It can be difficult to live with swelling, that could be painful, caused by Venous Insufficiency and Primary or Secondary Lymphoedema, but complete decongestive therapy (CDT) can help. This usually begins with multi-layer bandaging to reduce the swelling, also known as compression. It involves using short-stretch bandages, or sometimes compression garments, to put pressure on the affected area. Along with Manual Lymph Drainage (MLD) skin care and exercise complete the treatment plan.


Multi-layer bandaging (compression) helps to reduce swelling by putting pressure on the affected area, using short-stretch bandaging, and/or compression garments. 

Short-stretch bandages have a high resistance to stretching. In fact, they are designed to extend no more than 60% of their original length and, therefore, are ideal for compression when constant pressure needs to be maintained to treat swelling problems.

Compression garments are firm-fitting, similar to a piece of clothing, they are designed to fit different areas of the body and can be a compression wraps, compression stocking, or, an alternative to a compression stocking.

Manual Lymph Drainage

A special massage called Manual Lymphatic Drainage (MLD) is often used to move lymph fluid around blocked areas, to help reduce swelling.


As well as taking part in regular physical activity, there are some light or remedial exercises specially used to manage lymphedema.


Taking good care of your skin helps to reduce the risk of infections, like cellulitis. Keep your skin clean and make sure it’s completely dry before putting on any compression garments.

It will help your care provider, and save time, if you come prepared for your first appointment.

Write down everything you know about your swelling. For instance, when did you first notice swelling? Does it change throughout the day? What have you tried to reduce the swelling? Did it work?

It will also be useful to note down any previous surgery information – including dates, times and treatments – and remember to bring a list of your current medications.

Your doctor or therapist would need to examine the areas of swelling and you may need to undress so that the care provider can conduct a physical examination and assess your needs. Every patient is different, but a typical appointment might include:

  • Palpating the affected area, to examine the texture of the skin
  • Measuring the circumference (size) of swollen limbs
  • Documenting any swelling in photographs
  • Using other tools to measure fluid content
  • Massaging – (like Manual Lymph Drainage) the affected area, to encourage lymph flow
  • Cleaning the affected area and basic skincare education

It might help to wear loose clothing or footwear, as some practitioners might start compression bandaging on the first day. However, you may require approval from your insurance provider before treatment can start.

Here are a few ideas to help you ask the right questions at your first appointment. Write some down and take them with you:

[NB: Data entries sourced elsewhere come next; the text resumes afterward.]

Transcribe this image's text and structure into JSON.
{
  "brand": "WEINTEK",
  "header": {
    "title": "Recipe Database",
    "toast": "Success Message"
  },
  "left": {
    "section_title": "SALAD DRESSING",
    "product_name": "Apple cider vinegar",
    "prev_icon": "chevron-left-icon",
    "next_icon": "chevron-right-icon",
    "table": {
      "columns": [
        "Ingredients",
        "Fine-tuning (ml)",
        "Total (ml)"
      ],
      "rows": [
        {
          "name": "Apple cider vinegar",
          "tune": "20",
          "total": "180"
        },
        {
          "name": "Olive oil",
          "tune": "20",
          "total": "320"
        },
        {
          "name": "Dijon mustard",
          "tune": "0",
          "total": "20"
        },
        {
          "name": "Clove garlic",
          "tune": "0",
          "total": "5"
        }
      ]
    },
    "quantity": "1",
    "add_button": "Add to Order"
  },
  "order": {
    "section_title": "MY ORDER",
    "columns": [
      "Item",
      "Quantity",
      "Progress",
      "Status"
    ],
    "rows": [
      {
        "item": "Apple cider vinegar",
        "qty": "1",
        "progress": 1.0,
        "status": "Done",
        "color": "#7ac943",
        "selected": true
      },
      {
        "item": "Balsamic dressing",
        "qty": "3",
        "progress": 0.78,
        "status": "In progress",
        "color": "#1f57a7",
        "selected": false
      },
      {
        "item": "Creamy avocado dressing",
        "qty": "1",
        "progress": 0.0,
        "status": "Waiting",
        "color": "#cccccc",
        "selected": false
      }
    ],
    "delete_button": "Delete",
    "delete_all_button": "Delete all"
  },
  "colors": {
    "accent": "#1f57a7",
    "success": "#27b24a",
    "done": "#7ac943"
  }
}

  • Am I going to have to wear compression?
  • Are there going to be any costs associated with the treatment?
  • Are there any co-pays, co-insurance fees that are required?
  • How long will the overall treatment take?
  • How long is each appointment?
  • What are the short-term and long-term goals?
  • What is a compression pump, and do I need one?
  • How can I help myself at home?